October 14, 2015

Why arbitration guarantees privacy in divorce

By Peter Jones, founder

The family law process of arbitration, which allows couples to reach a divorce settlement without the trauma of the courts, also brings privacy to the process.

As one of the first arbitrators in the country, when it was introduced in 2012, I am certain that it is a far better route than the trauma of daunting, lengthy, expensive court battles, which can also be highly visible.

The recent gagging order preventing media groups publishing financial details of Liam Gallagher and Nicole Appleton’s divorce raises the question of privacy at what is usually – even in the most amicable split – a sensitive time for both parties.

This is not a concern that occurs to most who embark on divorce, but there is a prospect of your private life and most intimate details being broadcast to the world. This is because, once you go court, some of the proceedings are placed in the public domain and the press are entitled to review and publish. They can also attend some of the hearing.

You may think that divorce reporting only applies to celebrity couples, but regional and national newspapers also devote many column inches to those of previously anonymous couples.

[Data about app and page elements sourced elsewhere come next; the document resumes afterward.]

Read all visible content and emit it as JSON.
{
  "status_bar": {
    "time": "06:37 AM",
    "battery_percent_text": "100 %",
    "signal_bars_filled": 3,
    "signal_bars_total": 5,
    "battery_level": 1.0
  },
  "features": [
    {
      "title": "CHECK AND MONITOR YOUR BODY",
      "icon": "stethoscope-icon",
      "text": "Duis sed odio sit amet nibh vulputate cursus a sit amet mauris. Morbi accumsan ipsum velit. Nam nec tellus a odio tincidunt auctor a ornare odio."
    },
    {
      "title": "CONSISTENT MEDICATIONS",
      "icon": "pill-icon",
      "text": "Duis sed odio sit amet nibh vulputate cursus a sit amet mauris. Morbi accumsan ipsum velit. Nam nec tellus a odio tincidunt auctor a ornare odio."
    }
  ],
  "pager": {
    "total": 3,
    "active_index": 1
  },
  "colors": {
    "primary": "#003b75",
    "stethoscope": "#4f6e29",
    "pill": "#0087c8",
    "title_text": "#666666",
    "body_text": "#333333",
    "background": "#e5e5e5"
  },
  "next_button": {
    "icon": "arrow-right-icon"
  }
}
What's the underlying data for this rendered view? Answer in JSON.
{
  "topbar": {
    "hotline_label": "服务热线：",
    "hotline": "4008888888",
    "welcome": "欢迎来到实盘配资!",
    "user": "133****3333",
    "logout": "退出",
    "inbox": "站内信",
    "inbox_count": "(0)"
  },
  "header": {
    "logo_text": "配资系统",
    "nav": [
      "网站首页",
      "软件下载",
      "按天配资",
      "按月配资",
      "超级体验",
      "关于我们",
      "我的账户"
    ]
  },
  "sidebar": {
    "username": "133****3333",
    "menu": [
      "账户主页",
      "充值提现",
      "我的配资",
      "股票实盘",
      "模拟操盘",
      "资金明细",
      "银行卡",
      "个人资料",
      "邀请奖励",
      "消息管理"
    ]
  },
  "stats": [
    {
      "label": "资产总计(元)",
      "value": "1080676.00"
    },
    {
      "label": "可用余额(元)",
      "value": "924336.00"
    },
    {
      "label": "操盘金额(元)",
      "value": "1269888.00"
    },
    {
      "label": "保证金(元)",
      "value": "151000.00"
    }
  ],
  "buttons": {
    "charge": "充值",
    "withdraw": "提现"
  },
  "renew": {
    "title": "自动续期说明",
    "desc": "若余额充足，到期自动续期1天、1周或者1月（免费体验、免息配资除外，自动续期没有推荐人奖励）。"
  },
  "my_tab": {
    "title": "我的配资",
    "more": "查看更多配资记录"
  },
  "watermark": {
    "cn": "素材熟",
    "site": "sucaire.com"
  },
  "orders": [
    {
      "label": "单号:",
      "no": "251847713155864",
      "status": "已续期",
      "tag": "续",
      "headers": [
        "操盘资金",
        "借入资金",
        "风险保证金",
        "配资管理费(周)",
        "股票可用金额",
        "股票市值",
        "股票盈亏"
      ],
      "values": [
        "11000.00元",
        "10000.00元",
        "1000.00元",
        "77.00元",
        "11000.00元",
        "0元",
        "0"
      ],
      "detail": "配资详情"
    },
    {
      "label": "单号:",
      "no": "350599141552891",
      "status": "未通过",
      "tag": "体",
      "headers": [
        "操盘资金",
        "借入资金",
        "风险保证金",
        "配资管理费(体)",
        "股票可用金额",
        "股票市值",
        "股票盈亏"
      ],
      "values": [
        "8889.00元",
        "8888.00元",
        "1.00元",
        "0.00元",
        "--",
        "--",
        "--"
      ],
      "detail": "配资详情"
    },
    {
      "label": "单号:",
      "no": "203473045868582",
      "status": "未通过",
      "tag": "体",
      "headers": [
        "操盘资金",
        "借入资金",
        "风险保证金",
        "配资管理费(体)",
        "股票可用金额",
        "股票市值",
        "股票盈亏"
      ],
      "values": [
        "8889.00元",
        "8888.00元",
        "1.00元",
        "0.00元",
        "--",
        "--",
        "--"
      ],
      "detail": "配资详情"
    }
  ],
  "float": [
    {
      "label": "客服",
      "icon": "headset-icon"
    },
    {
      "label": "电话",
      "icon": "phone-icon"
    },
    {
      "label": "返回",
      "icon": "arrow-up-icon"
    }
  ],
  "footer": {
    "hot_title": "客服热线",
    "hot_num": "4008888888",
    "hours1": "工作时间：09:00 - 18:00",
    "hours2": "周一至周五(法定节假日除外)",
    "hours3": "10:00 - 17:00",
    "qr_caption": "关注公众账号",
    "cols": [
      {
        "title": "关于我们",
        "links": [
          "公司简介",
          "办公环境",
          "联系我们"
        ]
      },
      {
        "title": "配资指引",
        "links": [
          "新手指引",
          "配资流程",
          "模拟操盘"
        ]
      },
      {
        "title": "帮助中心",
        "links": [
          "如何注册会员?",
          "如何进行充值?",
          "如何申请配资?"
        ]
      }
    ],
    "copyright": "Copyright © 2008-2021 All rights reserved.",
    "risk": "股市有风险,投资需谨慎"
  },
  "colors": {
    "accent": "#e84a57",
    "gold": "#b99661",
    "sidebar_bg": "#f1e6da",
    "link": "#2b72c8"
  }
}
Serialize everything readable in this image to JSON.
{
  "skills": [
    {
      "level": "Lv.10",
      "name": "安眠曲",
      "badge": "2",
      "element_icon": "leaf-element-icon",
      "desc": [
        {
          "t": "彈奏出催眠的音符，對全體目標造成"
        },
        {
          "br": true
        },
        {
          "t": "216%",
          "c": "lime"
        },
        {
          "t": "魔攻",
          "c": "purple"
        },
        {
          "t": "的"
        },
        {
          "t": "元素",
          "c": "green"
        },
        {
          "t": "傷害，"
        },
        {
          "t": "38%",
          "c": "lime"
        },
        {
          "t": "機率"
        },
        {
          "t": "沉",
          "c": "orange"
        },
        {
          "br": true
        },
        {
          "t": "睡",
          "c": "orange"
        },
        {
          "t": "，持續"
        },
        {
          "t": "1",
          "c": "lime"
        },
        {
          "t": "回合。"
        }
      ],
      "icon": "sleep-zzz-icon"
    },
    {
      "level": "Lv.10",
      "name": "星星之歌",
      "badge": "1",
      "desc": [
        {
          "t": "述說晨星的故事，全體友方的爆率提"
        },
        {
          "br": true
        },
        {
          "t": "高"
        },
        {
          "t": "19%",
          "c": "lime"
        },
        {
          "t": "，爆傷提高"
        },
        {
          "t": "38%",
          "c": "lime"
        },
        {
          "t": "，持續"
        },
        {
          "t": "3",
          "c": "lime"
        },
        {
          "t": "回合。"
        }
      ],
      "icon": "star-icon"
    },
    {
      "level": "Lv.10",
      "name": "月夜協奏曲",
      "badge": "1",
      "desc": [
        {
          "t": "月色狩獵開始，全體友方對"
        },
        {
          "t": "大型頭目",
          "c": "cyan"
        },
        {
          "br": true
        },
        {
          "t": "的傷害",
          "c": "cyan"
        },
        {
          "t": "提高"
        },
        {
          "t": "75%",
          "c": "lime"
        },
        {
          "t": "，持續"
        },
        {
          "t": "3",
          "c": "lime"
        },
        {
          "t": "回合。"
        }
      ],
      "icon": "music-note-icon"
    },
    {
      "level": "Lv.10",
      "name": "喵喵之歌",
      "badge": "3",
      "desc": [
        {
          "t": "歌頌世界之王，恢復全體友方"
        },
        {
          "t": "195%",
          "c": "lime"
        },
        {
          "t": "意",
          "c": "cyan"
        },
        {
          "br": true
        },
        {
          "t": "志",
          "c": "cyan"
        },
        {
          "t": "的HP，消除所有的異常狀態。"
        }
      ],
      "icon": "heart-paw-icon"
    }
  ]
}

The splits of ‘ordinary’ people can be considered noteworthy enough to be served up for public consumption for several reasons: a salacious element; perceived wealth; accusations of an attempt to hide or offshore assets; or a link to a locally prominent business or individual.

This might not only be embarrassing and distressing for the couple themselves, but also their children, parents, business partners and other ‘stakeholders’.

You can apply for a gagging order but they are expensive with no guarantee of success. However, in arbitration the press would not be invited into the hearing. Consequently, they would have no information to report.

The family arbitrator, who is independent, rules on your finances and who should have what. Similar to a judge, they collect relevant facts and evidence and base their decision on this evidence – taking into account the views of both parties. The Award, is final and binding in both parties.

Arbitration is quicker and more efficient than court and meetings are arranged at the clients’ convenience and a mutually comfortable venue. It is worth investigating to keep the circumstances surrounding the split entirely veiled from public inspection.

As Columbian novelist and screenwriter Gabriel Garcia Marquez said: “All human beings have three lives: public, private and secret.”

If you have any comments, queries or concerns on divorce related issues, leave a comment below, call the team at Jones Myers on 0113 246 0055 or tweet us on @helpwithdivorce